Residential rates are different from commercial and industrial rates.
Consumers who wish to use their own solar power eqiupement, instead of -- or as a supplement to -- Westar's power, may find it difficult to clear the hurdles thrown up by the utility and city inspectors. For years, Westar aggressively fought attempts to get it to accept and pay for electricity generated by consumers whose solar equipment produced more electricity than they needed for their own use.
Westar (now part of Evergy) derives most of its Wichita-area electricity from fossil-fuel-powered plants -- one just southwest of the city, another northwest about halfway between Wichita and Hutchinson. The Wolf Creek nuclear powerplant, near Burlington, in east-central Kansas, is another key power source, though its future is uncertain. Increasingly, Westar has been deriving its power from numerous wind turbines at "wind farms" throughout the state -- most notably in neighboring Butler and Greenwood counties to the east of Wichita. Westar's 2019 merger with Kansas Power & Light -- to form the new utility "Evergy" -- raises questions about its future sources of electricity.
As part of their "franchise agreement" giving them sole authority to act as an electric utility in Wichita, Westar (now Evergy) is required to maintain and power the city's streetlights. It has, however, been extremely negligent in doing so.
TRANSPORTATION - MORE page
of this website.
- Natural Gas
Wichita is served by multiple natural gas utilities -- in particular, Kansas Gas Service, and, increasingly, the Black Hills Energy gas utility.
Natural gas is the preferred heating fuel in the Wichita area, though many homes are "all-electric", and many homes and businesses are increasingly relying on electric "heat pumps" to efficiently extract heat from outside air, during moderately cold weather.

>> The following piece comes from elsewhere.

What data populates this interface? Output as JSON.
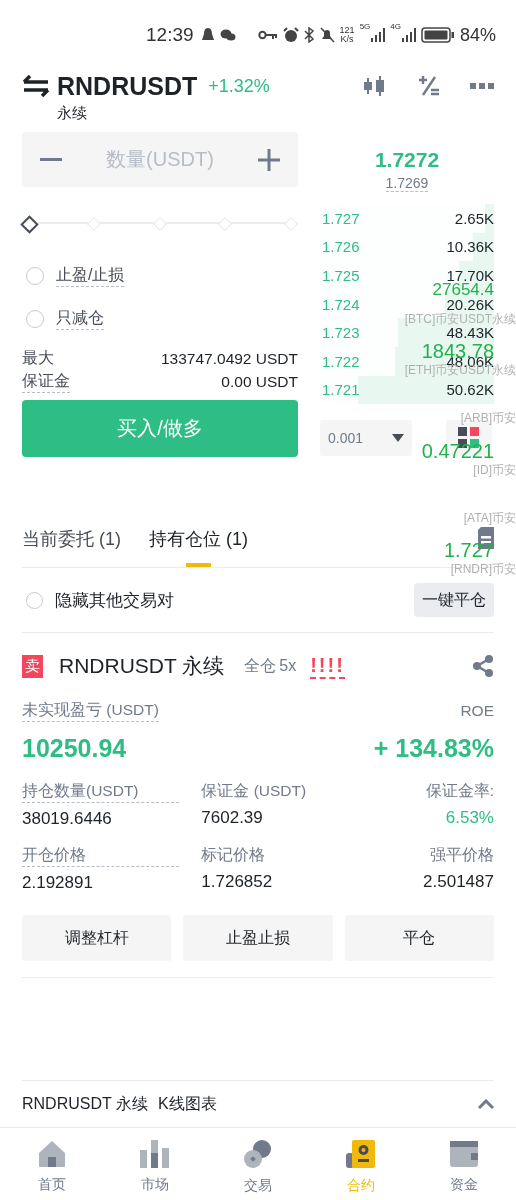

(Heating oil and coal are not generally used in the Wichita area, nor in Kansas generally. This is at least partly due to the regional proximity of numerous natural gas wells, transmission pipelines, and refining facilities Though many Wichita homes have fireplaces, they are generally used mostly for decorative purposes, and only provide a little of the city's home heating.).